If interest rates in the broader economy increase, the fixed interest rate paid by the bond issuer becomes less attractive to investors, who will demand a higher yield to compensate for the increased risk. As a result, the price of the bond will decrease, and its yield will increase. Conversely, if interest rates decrease, the fixed interest rate paid by the bond issuer becomes more attractive, leading to an increase in the price of the bond and a decrease in its yield.

What is the difference between current yield and yield to maturity?

Current yield and yield to maturity are two different ways of measuring the return on a bond investment. Current yield is calculated by dividing the annual interest payment by the current market price of the bond.

Yield to maturity, on the other hand, takes into account the total return on the bond over its entire lifespan, including any capital gains or losses that may result from changes in the bond’s price. Yield to maturity is calculated by taking into account the bond’s coupon rate, the length of time until maturity, and the current market price of the bond.

In general, yield to maturity provides a more comprehensive measure of a bond’s return, as it takes into account all of the factors that can affect the bond’s price and yield over its entire lifespan. However, current yield can be a useful measure for investors who are primarily interested in the annual income generated by the bond.

How can bond yields be used to compare different bonds?

Bond yields can be used to compare different bonds by providing a standardized measure of the return that each bond offers. In general, bonds with higher yields offer higher returns but also carry higher risk.

When comparing bonds, it is important to consider a range of factors beyond just yield, including the creditworthiness of the bond issuer, the length of time until maturity, and any other features or terms of the bond. By considering all of these factors together, investors can make informed decisions about which bonds to invest in.

Treasury bond prices and yields | Stocks and bonds | Finance & Capital Markets | Khan Academy


In conclusion, bond yields are determined by a variety of factors such as economic conditions, inflation rates, and the overall demand for bonds. These factors play a significant role in determining the yield that investors can expect to receive from their investment.

It’s important to note that bond yields can be influenced by external factors such as geopolitical events and changes in government policies. These events can lead to fluctuations in bond prices and yields that are difficult to predict.
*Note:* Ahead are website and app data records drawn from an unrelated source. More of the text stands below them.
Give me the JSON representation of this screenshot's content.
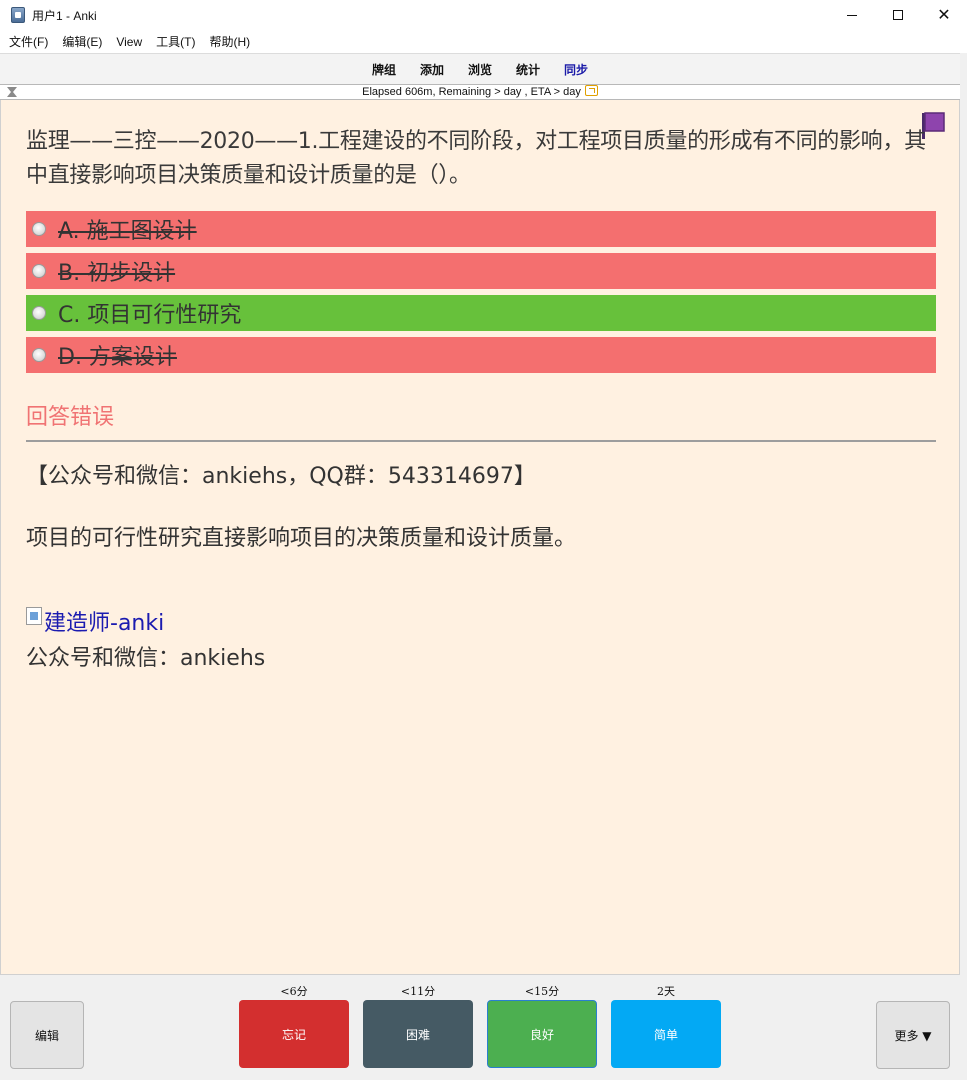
{
  "window": {
    "title": "用户1 - Anki"
  },
  "menu": [
    "文件(F)",
    "编辑(E)",
    "View",
    "工具(T)",
    "帮助(H)"
  ],
  "toolbar": {
    "decks": "牌组",
    "add": "添加",
    "browse": "浏览",
    "stats": "统计",
    "sync": "同步"
  },
  "status": {
    "text": "Elapsed 606m, Remaining > day , ETA > day"
  },
  "card": {
    "question": "监理——三控——2020——1.工程建设的不同阶段，对工程项目质量的形成有不同的影响，其中直接影响项目决策质量和设计质量的是（）。",
    "options": [
      {
        "label": "A. 施工图设计",
        "state": "wrong"
      },
      {
        "label": "B. 初步设计",
        "state": "wrong"
      },
      {
        "label": "C. 项目可行性研究",
        "state": "correct"
      },
      {
        "label": "D. 方案设计",
        "state": "wrong"
      }
    ],
    "result": "回答错误",
    "info": "【公众号和微信：ankiehs，QQ群：543314697】",
    "explanation": "项目的可行性研究直接影响项目的决策质量和设计质量。",
    "image_alt": "建造师-anki",
    "footer": "公众号和微信：ankiehs"
  },
  "bottom": {
    "edit": "编辑",
    "more": "更多 ▼",
    "again": {
      "label": "忘记",
      "time": "<6分"
    },
    "hard": {
      "label": "困难",
      "time": "<11分"
    },
    "good": {
      "label": "良好",
      "time": "<15分"
    },
    "easy": {
      "label": "简单",
      "time": "2天"
    }
  },
  "colors": {
    "card_bg": "#fff1e1",
    "wrong": "#f46f6f",
    "correct": "#67c13b",
    "again": "#d32f2f",
    "hard": "#455a64",
    "good": "#4caf50",
    "easy": "#03a9f4",
    "flag": "#8e44ad"
  }
}
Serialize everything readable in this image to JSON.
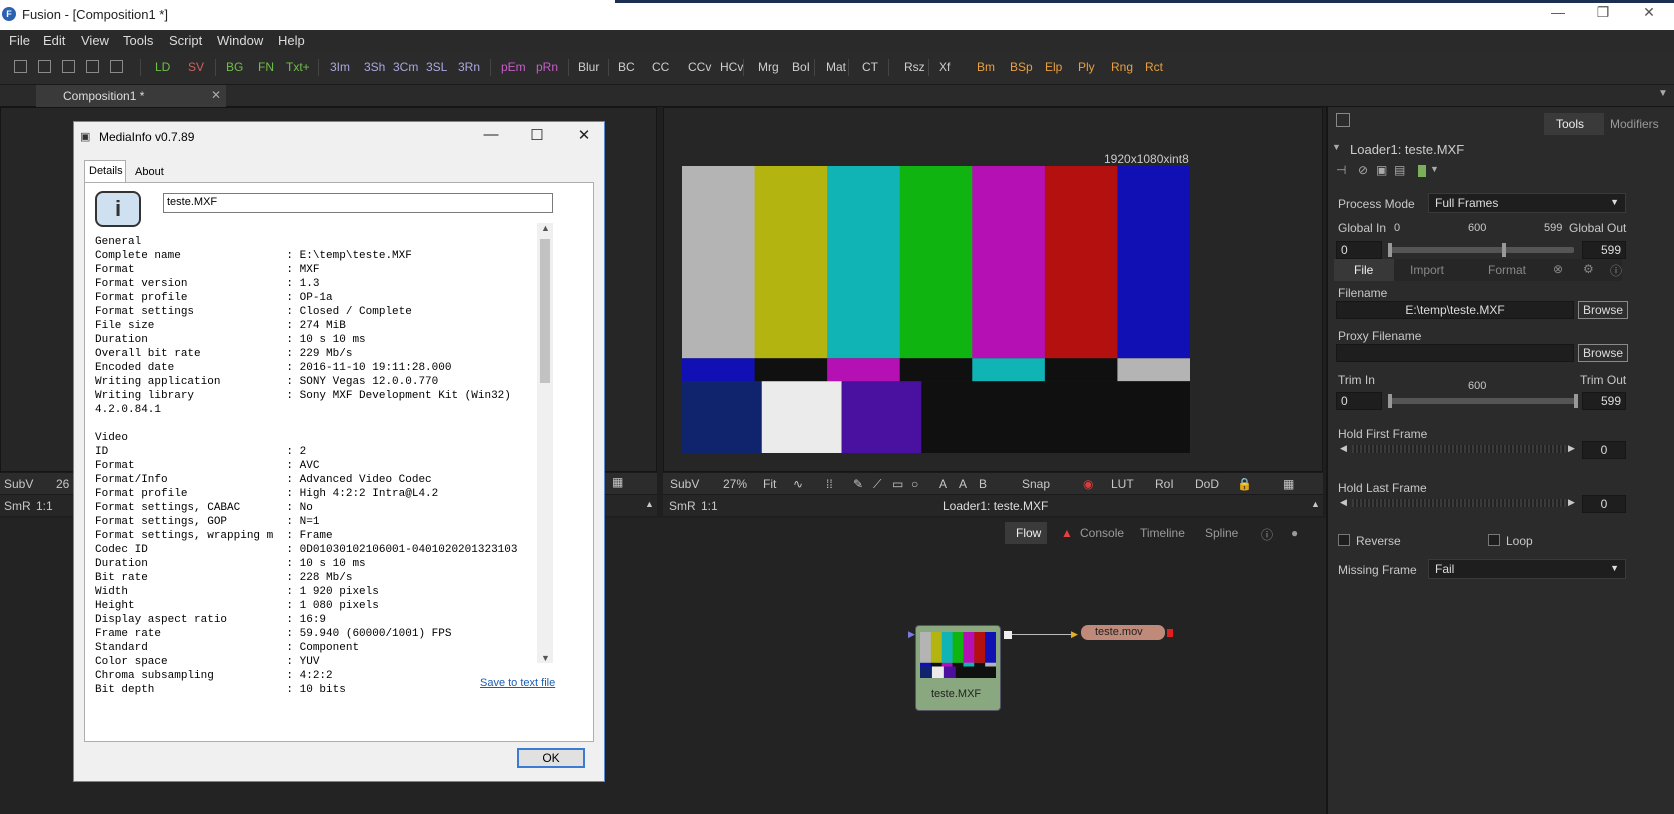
{
  "app": {
    "title": "Fusion - [Composition1 *]",
    "logo": "F"
  },
  "menu": [
    "File",
    "Edit",
    "View",
    "Tools",
    "Script",
    "Window",
    "Help"
  ],
  "toolbar": {
    "items": [
      {
        "label": "LD",
        "color": "#6fbf4a"
      },
      {
        "label": "SV",
        "color": "#d06060"
      },
      {
        "label": "BG",
        "color": "#6fbf4a"
      },
      {
        "label": "FN",
        "color": "#6fbf4a"
      },
      {
        "label": "Txt+",
        "color": "#6fbf4a"
      },
      {
        "label": "3Im",
        "color": "#a9a9e0"
      },
      {
        "label": "3Sh",
        "color": "#a9a9e0"
      },
      {
        "label": "3Cm",
        "color": "#a9a9e0"
      },
      {
        "label": "3SL",
        "color": "#a9a9e0"
      },
      {
        "label": "3Rn",
        "color": "#a9a9e0"
      },
      {
        "label": "pEm",
        "color": "#c55ec5"
      },
      {
        "label": "pRn",
        "color": "#c55ec5"
      },
      {
        "label": "Blur",
        "color": "#cfcfcf"
      },
      {
        "label": "BC",
        "color": "#cfcfcf"
      },
      {
        "label": "CC",
        "color": "#cfcfcf"
      },
      {
        "label": "CCv",
        "color": "#cfcfcf"
      },
      {
        "label": "HCv",
        "color": "#cfcfcf"
      },
      {
        "label": "Mrg",
        "color": "#cfcfcf"
      },
      {
        "label": "BoI",
        "color": "#cfcfcf"
      },
      {
        "label": "Mat",
        "color": "#cfcfcf"
      },
      {
        "label": "CT",
        "color": "#cfcfcf"
      },
      {
        "label": "Rsz",
        "color": "#cfcfcf"
      },
      {
        "label": "Xf",
        "color": "#cfcfcf"
      },
      {
        "label": "Bm",
        "color": "#e8a040"
      },
      {
        "label": "BSp",
        "color": "#e8a040"
      },
      {
        "label": "Elp",
        "color": "#e8a040"
      },
      {
        "label": "Ply",
        "color": "#e8a040"
      },
      {
        "label": "Rng",
        "color": "#e8a040"
      },
      {
        "label": "Rct",
        "color": "#e8a040"
      }
    ]
  },
  "composition_tab": "Composition1 *",
  "left_viewer": {
    "subv": "SubV",
    "zoom": "26",
    "smr": "SmR",
    "ratio": "1:1"
  },
  "viewer": {
    "resolution": "1920x1080xint8",
    "subv": "SubV",
    "zoom": "27%",
    "fit": "Fit",
    "snap": "Snap",
    "lut": "LUT",
    "roi": "RoI",
    "dod": "DoD",
    "smr": "SmR",
    "ratio": "1:1",
    "node_label": "Loader1: teste.MXF"
  },
  "node_tabs": [
    "Flow",
    "Console",
    "Timeline",
    "Spline"
  ],
  "nodes": {
    "loader": "teste.MXF",
    "saver": "teste.mov"
  },
  "inspector": {
    "tabs": [
      "Tools",
      "Modifiers"
    ],
    "tool_name": "Loader1: teste.MXF",
    "process_mode_label": "Process Mode",
    "process_mode": "Full Frames",
    "global_in_label": "Global In",
    "global_out_label": "Global Out",
    "global_min": "0",
    "global_mid": "600",
    "global_max": "599",
    "global_in": "0",
    "global_out": "599",
    "subtabs": [
      "File",
      "Import",
      "Format"
    ],
    "filename_label": "Filename",
    "filename": "E:\\temp\\teste.MXF",
    "browse": "Browse",
    "proxy_label": "Proxy Filename",
    "trim_in_label": "Trim In",
    "trim_out_label": "Trim Out",
    "trim_mid": "600",
    "trim_in": "0",
    "trim_out": "599",
    "hold_first_label": "Hold First Frame",
    "hold_first": "0",
    "hold_last_label": "Hold Last Frame",
    "hold_last": "0",
    "reverse": "Reverse",
    "loop": "Loop",
    "missing_label": "Missing Frame",
    "missing": "Fail"
  },
  "dialog": {
    "title": "MediaInfo v0.7.89",
    "tabs": [
      "Details",
      "About"
    ],
    "file": "teste.MXF",
    "lines": [
      "General",
      "Complete name                : E:\\temp\\teste.MXF",
      "Format                       : MXF",
      "Format version               : 1.3",
      "Format profile               : OP-1a",
      "Format settings              : Closed / Complete",
      "File size                    : 274 MiB",
      "Duration                     : 10 s 10 ms",
      "Overall bit rate             : 229 Mb/s",
      "Encoded date                 : 2016-11-10 19:11:28.000",
      "Writing application          : SONY Vegas 12.0.0.770",
      "Writing library              : Sony MXF Development Kit (Win32)",
      "4.2.0.84.1",
      "",
      "Video",
      "ID                           : 2",
      "Format                       : AVC",
      "Format/Info                  : Advanced Video Codec",
      "Format profile               : High 4:2:2 Intra@L4.2",
      "Format settings, CABAC       : No",
      "Format settings, GOP         : N=1",
      "Format settings, wrapping m  : Frame",
      "Codec ID                     : 0D01030102106001-0401020201323103",
      "Duration                     : 10 s 10 ms",
      "Bit rate                     : 228 Mb/s",
      "Width                        : 1 920 pixels",
      "Height                       : 1 080 pixels",
      "Display aspect ratio         : 16:9",
      "Frame rate                   : 59.940 (60000/1001) FPS",
      "Standard                     : Component",
      "Color space                  : YUV",
      "Chroma subsampling           : 4:2:2",
      "Bit depth                    : 10 bits"
    ],
    "save_link": "Save to text file",
    "ok": "OK"
  },
  "colors": {
    "bar_top": [
      "#b4b4b4",
      "#b4b410",
      "#10b4b4",
      "#10b410",
      "#b410b4",
      "#b41010",
      "#1010b4"
    ]
  }
}
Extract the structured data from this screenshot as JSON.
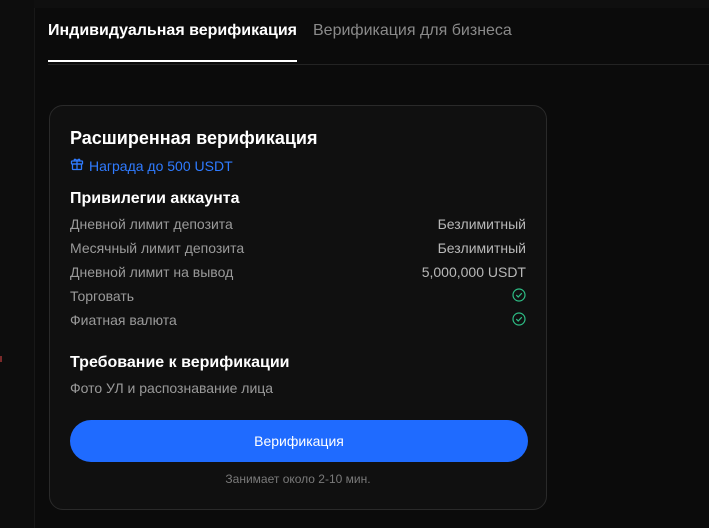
{
  "tabs": [
    {
      "label": "Индивидуальная верификация",
      "active": true
    },
    {
      "label": "Верификация для бизнеса",
      "active": false
    }
  ],
  "card": {
    "title": "Расширенная верификация",
    "reward": {
      "icon": "gift-icon",
      "text": "Награда до 500 USDT"
    },
    "privileges": {
      "heading": "Привилегии аккаунта",
      "rows": [
        {
          "label": "Дневной лимит депозита",
          "value": "Безлимитный"
        },
        {
          "label": "Месячный лимит депозита",
          "value": "Безлимитный"
        },
        {
          "label": "Дневной лимит на вывод",
          "value": "5,000,000 USDT"
        },
        {
          "label": "Торговать",
          "icon": "check-circle-icon"
        },
        {
          "label": "Фиатная валюта",
          "icon": "check-circle-icon"
        }
      ]
    },
    "requirement": {
      "heading": "Требование к верификации",
      "description": "Фото УЛ и распознавание лица"
    },
    "button_label": "Верификация",
    "duration_note": "Занимает около 2-10 мин."
  },
  "colors": {
    "accent": "#1f6bff",
    "reward_text": "#2f7bff",
    "check": "#2ebd85",
    "background": "#0b0b0b"
  }
}
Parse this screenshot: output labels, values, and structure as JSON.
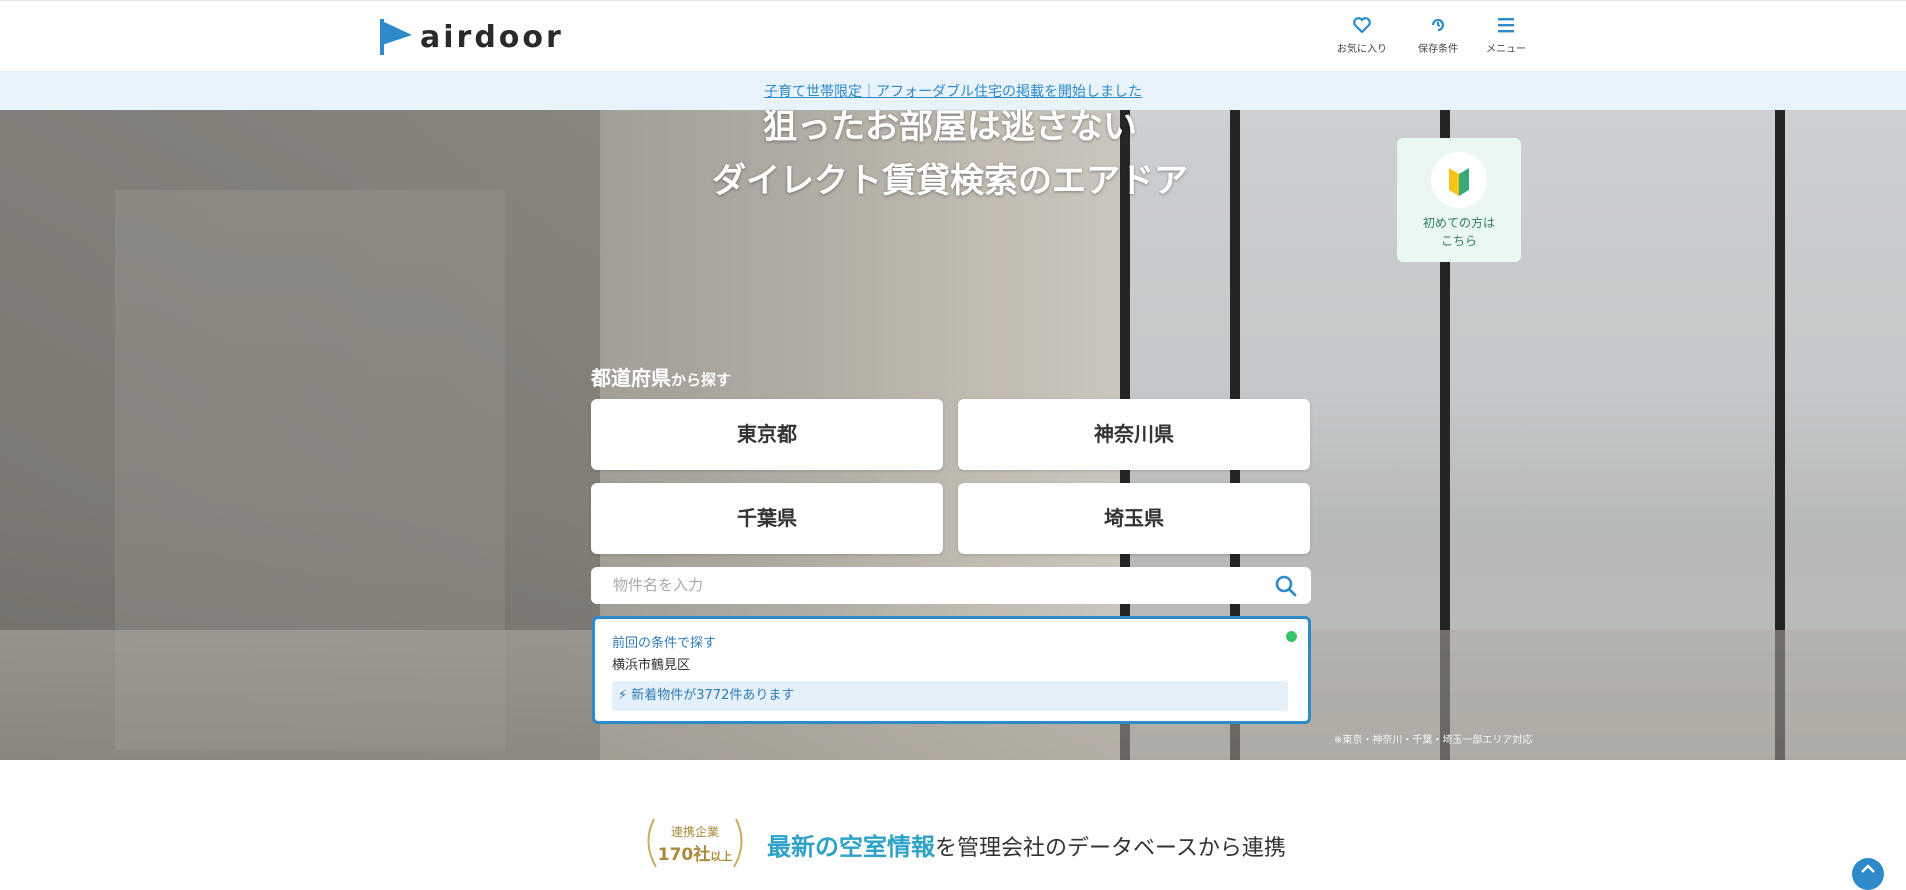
{
  "header": {
    "logo_text": "airdoor",
    "favorites_label": "お気に入り",
    "saved_conditions_label": "保存条件",
    "menu_label": "メニュー"
  },
  "notice": {
    "link_text": "子育て世帯限定｜アフォーダブル住宅の掲載を開始しました"
  },
  "hero": {
    "title_line1": "狙ったお部屋は逃さない",
    "title_line2": "ダイレクト賃貸検索のエアドア",
    "beginner_line1": "初めての方は",
    "beginner_line2": "こちら",
    "pref_label": "都道府県",
    "pref_label_suffix": "から探す",
    "prefectures": [
      "東京都",
      "神奈川県",
      "千葉県",
      "埼玉県"
    ],
    "search_placeholder": "物件名を入力",
    "recent": {
      "title": "前回の条件で探す",
      "area": "横浜市鶴見区",
      "new_listings": "⚡ 新着物件が3772件あります"
    },
    "coverage_note": "※東京・神奈川・千葉・埼玉一部エリア対応"
  },
  "section": {
    "badge_top": "連携企業",
    "badge_count": "170社",
    "badge_suffix": "以上",
    "tagline_highlight": "最新の空室情報",
    "tagline_rest": "を管理会社のデータベースから連携"
  },
  "colors": {
    "accent": "#2e8ac8",
    "highlight": "#2fa3c7",
    "gold": "#a88a3a",
    "new_dot": "#39c46a"
  }
}
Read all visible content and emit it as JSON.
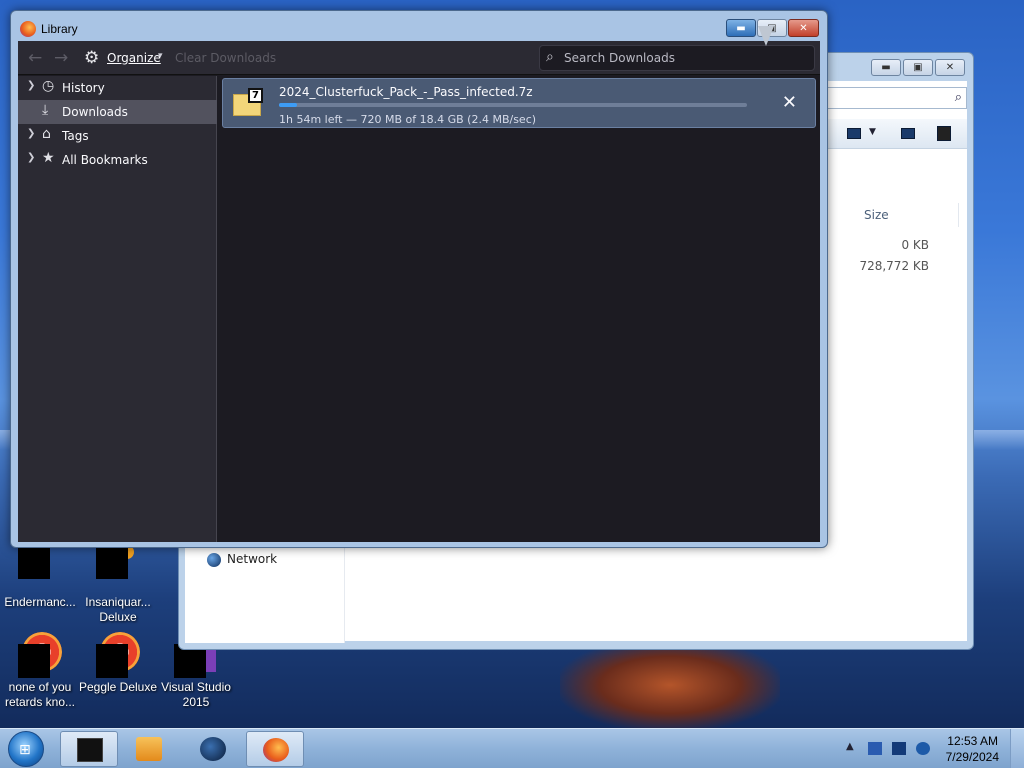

Investors should carefully consider the factors that affect bond yields before making any investment decisions. By staying informed and aware of market conditions, investors can make informed decisions that can help them achieve their financial goals.

Latest Posts

Featured